The rock-cutting techniques used at the Kercem tombs are reminiscent of those used at the Hal Saflieni Hypogeum. The grave diggers used drilling and levering techniques to crack stone and carefully shape the burial chambers. Several drill holes can still be seen in the chamber walls, which were also smoothened down, perhaps by means of hard pebbles. A small rock-cut column, marked the entrance to the small annex whose floor is lower than that of the main chamber.
The field-work has now reached the most interesting stage of the excavation. The small annex served both as an ossuary and a place for primary burials. Primary burials were placed on stone floors, each carefully sealing older inhumations. The sides of the small chamber served as an ossuary: some older burials were pushed to the side to make way for new ones. Some individuals were buried in a crouched position, recalling the pose of the iconic ‘Sleeping Lady’.

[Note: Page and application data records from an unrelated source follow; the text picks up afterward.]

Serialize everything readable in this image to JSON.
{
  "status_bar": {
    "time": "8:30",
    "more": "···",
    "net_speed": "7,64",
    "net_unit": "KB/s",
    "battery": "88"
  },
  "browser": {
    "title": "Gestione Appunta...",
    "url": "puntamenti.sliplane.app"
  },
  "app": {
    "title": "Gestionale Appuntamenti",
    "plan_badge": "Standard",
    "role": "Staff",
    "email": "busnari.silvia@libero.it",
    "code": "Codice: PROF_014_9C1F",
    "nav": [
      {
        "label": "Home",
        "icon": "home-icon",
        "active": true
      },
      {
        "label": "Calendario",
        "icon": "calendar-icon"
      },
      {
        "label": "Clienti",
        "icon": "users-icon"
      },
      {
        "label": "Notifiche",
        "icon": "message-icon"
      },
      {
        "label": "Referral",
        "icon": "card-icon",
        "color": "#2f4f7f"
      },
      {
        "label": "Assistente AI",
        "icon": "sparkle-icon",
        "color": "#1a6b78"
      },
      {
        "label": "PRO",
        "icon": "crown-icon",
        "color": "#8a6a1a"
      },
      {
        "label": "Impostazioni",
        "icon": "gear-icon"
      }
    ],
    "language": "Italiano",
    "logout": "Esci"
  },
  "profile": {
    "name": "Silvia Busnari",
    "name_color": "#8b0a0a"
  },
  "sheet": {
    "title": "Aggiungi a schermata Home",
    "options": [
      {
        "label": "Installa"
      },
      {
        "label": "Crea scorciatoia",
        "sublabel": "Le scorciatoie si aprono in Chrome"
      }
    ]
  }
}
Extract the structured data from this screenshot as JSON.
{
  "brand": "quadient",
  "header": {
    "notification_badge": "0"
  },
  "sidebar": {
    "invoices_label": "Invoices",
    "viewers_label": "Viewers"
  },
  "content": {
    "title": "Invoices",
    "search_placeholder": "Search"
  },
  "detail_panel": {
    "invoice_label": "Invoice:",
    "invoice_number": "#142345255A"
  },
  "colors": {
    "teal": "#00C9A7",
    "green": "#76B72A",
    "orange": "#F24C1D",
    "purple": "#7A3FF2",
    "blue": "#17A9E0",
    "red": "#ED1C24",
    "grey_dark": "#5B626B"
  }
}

Votive offerings accompanied the dead, perhaps as gifts or as necessities for the after-life. Pottery fragments are abundant at the Kercem tombs: these belonged to fine ware vessels and coarse ware containers. Most of these date back to the Tarxien phase, and repeat many of the designs that are known from that period. A number of blades, made of local chert, were also discovered. Small flakes of Sicilian flint were also encountered. A small sea-shell brings a personal touch. Future investigations will focus on pathology, on carbon-dating and if possible, on the more elusive DNA of the human remains.
The tombs will become the central feature of a small community museum which is now planned for the site. The Superintendence is working closely with Church authorities to design a small permanent exhibition featuring this important discovery. The idea of the museum is inspired by the Hal Saflieni Hypogeum. The display will feature controlled light levels, a purposefully designed viewing platform, display cases, information panels and an audiovisual presentation. H.E. Mons Mario Grech, a frequent visitor to the site, is a keen supporter of the excavation and ongoing research.
The discovery is a rare event in the archaeology of the Central Mediterranean. The rock-cut tombs add a significant element to Maltese prehistory, and shift attention once again to the importance of Kercem in antiquity. The area is also know for older remains dating to Malta’s Earlier Neolithic, represented by the Ghar Dalam Phase (c. 5000 BCE) at Mixta and Ghjan Abdul. During Late Antiquity, Ghar Gerduf in the lower environs of Kercem served as a Christian burial ground, perhaps serving Roman Rabat.